- AMS 2700: Passivation standards for stainless steel that cover both citric and nitric acid methods.
- AMS-QQ-P-35: Standards are restricted to the nitric acid method and offer 4 different combinations.
Types of Equipment for Stainless Steel Passivation
The passivation process requires certain equipment that can help you optimize the 4-step process of cleaning, rinsing, passivating, and finally rinsing it again. You have the option of selecting the following equipment types for the process.
Small Benchtop Passivation Equipment
Manual passivation systems are ideal for areas with limited spaces. Generally, small parts and specimens are passivated in this equipment category.
Wet Bench Passivation Equipment

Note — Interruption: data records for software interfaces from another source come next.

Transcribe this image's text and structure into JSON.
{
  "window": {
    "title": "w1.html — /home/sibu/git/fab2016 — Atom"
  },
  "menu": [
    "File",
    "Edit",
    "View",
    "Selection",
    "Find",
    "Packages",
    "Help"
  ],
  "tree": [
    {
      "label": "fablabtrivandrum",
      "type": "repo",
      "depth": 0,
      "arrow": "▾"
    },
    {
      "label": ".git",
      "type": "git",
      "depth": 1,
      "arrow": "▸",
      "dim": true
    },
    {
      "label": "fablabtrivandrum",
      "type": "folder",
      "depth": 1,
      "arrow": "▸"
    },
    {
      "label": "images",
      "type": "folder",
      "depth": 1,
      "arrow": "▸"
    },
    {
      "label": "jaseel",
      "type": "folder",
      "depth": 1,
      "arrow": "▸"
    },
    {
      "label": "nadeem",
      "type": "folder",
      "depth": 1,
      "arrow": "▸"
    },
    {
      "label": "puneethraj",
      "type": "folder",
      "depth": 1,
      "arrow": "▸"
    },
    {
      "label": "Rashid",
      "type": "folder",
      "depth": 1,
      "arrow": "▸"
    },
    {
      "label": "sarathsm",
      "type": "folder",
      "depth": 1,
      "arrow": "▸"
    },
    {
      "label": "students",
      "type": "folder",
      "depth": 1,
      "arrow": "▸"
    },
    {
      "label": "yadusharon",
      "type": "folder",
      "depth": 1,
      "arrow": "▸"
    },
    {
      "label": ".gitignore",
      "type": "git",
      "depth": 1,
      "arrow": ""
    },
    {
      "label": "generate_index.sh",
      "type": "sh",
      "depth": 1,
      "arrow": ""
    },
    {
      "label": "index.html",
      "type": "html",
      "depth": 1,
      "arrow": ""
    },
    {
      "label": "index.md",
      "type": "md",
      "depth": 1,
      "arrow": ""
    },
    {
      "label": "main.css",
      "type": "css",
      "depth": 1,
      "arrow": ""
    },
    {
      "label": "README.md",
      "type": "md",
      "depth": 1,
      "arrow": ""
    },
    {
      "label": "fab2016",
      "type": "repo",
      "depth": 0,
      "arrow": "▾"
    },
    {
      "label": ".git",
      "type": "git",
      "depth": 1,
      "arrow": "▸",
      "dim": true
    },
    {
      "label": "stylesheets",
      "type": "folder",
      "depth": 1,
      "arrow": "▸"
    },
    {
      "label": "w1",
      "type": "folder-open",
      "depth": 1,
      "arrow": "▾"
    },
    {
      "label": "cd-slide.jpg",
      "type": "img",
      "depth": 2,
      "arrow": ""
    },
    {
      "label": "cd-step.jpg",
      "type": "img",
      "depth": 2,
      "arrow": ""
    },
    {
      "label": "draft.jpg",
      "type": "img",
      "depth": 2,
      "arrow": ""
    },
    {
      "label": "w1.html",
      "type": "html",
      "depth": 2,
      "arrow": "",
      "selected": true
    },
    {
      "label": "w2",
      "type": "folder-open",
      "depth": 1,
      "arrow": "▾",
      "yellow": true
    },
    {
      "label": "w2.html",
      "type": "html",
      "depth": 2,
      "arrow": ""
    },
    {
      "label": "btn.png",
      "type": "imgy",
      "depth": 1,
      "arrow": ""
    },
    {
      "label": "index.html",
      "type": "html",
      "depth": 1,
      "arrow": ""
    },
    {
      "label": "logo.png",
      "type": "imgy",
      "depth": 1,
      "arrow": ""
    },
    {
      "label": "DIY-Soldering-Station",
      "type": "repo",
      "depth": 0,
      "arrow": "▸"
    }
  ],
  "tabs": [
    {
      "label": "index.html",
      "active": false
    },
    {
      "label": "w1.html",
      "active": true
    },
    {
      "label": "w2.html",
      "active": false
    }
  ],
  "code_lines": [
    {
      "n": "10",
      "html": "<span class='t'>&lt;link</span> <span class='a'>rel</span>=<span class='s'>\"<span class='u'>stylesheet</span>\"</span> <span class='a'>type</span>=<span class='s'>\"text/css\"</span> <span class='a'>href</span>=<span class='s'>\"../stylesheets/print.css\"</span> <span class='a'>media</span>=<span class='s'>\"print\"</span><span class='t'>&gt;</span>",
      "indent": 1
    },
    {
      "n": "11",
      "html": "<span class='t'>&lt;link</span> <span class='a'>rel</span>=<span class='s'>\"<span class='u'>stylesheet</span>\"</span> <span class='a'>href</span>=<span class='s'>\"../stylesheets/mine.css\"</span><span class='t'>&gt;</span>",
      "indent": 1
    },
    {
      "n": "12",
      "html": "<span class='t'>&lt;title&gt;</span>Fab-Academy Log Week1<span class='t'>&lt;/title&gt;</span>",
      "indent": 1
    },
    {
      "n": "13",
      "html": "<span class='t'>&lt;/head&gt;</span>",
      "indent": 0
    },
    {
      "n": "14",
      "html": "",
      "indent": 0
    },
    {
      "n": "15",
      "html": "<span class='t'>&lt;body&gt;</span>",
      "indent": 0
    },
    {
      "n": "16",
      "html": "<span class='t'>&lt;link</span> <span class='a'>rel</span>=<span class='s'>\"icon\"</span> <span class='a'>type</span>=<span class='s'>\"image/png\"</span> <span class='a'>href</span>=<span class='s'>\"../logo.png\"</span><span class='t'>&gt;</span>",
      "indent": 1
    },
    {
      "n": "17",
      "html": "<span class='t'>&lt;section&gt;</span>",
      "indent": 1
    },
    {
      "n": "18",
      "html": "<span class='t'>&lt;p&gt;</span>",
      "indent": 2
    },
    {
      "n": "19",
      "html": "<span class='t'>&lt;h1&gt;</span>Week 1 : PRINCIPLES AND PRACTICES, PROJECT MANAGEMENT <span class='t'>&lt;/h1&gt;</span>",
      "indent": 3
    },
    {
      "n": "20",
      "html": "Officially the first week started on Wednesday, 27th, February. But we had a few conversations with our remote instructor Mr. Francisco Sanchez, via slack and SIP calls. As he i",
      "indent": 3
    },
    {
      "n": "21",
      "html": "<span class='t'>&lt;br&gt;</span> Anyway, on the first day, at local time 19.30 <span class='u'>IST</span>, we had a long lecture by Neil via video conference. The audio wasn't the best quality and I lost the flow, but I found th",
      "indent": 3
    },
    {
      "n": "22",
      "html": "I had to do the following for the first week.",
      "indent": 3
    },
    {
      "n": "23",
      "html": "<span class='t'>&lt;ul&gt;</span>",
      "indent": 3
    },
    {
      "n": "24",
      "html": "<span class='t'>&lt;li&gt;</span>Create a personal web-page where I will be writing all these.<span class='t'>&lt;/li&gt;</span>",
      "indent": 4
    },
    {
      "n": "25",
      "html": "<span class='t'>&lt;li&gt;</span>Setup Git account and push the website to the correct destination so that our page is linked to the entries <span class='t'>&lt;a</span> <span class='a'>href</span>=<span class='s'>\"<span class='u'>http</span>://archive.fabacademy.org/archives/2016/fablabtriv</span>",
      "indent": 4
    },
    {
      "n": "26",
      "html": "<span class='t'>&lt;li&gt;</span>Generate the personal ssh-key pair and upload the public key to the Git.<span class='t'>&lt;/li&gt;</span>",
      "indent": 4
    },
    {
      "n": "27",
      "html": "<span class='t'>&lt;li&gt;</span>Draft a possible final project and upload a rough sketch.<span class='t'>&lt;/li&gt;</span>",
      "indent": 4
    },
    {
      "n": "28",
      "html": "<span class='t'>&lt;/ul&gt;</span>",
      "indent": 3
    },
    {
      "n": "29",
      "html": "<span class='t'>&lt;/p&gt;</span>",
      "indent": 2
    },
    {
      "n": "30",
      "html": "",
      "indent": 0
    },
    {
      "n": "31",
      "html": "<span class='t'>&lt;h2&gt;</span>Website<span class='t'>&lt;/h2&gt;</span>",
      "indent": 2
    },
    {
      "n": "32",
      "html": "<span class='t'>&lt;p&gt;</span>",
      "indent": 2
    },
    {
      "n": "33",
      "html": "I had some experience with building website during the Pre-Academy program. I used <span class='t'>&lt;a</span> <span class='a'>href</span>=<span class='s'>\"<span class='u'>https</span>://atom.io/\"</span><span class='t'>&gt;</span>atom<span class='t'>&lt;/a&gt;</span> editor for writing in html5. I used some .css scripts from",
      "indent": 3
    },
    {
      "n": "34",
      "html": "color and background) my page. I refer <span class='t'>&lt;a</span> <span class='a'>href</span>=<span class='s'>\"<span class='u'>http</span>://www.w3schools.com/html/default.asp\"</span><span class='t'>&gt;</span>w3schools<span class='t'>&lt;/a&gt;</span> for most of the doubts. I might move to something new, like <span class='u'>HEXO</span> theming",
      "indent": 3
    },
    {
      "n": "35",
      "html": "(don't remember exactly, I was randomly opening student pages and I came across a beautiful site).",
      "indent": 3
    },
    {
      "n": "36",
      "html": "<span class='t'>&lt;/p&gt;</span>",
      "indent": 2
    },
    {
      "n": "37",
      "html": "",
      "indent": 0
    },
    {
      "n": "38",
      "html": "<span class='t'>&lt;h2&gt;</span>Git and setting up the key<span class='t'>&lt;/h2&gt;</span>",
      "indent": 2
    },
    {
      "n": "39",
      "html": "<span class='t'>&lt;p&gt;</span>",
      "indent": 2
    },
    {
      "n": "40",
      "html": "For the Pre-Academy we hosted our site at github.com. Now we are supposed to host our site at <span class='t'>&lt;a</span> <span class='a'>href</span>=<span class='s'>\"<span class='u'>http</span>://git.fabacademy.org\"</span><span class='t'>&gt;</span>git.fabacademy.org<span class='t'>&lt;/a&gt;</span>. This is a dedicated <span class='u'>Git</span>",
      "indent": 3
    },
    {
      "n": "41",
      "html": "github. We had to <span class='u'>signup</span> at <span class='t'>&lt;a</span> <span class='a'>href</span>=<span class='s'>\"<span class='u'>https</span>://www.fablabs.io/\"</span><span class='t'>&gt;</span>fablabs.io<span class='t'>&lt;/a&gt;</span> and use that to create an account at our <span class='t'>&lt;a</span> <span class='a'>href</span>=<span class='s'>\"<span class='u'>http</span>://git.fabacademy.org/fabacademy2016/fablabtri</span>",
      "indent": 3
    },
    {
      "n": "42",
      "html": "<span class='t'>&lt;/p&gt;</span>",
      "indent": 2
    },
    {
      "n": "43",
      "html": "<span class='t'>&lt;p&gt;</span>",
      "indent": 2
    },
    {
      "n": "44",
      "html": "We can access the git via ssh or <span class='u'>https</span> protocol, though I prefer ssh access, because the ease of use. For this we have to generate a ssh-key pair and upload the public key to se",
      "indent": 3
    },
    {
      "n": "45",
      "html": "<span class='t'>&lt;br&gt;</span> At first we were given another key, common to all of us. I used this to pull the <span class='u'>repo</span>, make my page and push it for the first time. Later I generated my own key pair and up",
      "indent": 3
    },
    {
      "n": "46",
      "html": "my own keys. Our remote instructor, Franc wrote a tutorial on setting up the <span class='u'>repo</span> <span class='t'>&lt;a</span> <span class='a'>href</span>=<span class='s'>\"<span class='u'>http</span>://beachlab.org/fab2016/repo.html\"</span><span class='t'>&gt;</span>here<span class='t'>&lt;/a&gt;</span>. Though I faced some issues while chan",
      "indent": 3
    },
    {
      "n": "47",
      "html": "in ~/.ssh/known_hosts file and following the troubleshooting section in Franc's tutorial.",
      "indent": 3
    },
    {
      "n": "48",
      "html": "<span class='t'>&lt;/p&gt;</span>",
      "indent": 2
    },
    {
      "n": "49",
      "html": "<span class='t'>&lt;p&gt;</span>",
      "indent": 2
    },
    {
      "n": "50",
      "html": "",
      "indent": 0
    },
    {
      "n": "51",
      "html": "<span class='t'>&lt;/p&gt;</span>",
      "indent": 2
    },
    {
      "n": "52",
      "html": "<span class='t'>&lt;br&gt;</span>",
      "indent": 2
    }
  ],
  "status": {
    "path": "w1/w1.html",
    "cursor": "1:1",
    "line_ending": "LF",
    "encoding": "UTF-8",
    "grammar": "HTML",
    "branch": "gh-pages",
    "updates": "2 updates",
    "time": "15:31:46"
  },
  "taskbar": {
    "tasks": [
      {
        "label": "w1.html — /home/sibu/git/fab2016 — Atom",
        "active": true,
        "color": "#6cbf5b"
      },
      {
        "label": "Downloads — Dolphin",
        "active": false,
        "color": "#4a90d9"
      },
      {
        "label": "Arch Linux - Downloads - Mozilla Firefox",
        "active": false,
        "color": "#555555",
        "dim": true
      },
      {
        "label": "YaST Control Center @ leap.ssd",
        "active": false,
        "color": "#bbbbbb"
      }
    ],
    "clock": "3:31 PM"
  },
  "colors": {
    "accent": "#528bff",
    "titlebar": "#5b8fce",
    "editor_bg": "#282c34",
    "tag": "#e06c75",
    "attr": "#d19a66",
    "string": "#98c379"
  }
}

An integrated system that looks like an assembly line. You have ample space for all the passivation steps and safety features like in-tank flow, exhaust for nitric acid method, and much more. This equipment class is also manual.
Automated Passivation Systems
As their name suggests, automated passivation systems operate on the same principle but eliminate the need for human intervention throughout the process.
Agitated Immersion Passivation Systems
Semi-automated or automated equipment that uses pneumatics to agitate the part and provide an exceptional cleaning performance. More suitable for highly sensitive applications where you want the most durability and longevity.
RapidDirect: The Perfect Manufacturing Partner for Stainless Steel Passivation
When it comes to manufacturing services, outsourcing is always the better option for small and medium businesses. You get access to top-of-the-shelf technology and get to work with experienced teams who have solved similar issues for many industries on a global level.
For any manufacturing service ranging from part production to passivation of stainless steel. RapidDirect is easily among the top choices because of our commitment to quality and stringent standards that maintain consistent results.
It all starts with the right material and the right processes. We understand that and have an optimized system for stainless steel and all other metal parts. From stainless steel passivation to all the other surface finishing processes you’ll need to enhance your part’s durability and performance. Our team at RapidDirect has the skills, experience, and knowledge to handle all your requirements and deliver results in the shortest time.
Frequently Asked Questions on Stainless Steel Passivation
No. Pickling and passivation are two different processes. In welded parts, the pickling process removes all the debris, flux, and other contaminants from the surface of stainless steel parts to get them ready for passivation. Pickling can’t protect steel from corrosion, it only cleans the surface for the passivation layer to form and start its job.
There is no such thing as 100% corrosion-proof. However, stainless steel parts have an exceptionally long lifespan because of the passivation process. The protective chromium layer, albeit thin, can offer lasting protection that you can even extend by regularly maintaining the metal part and protecting it from oxidizing agents.
No, passivation is an essential process for stainless steel parts. Without the process, your part will be susceptible to attack from corrosion in a very short time span.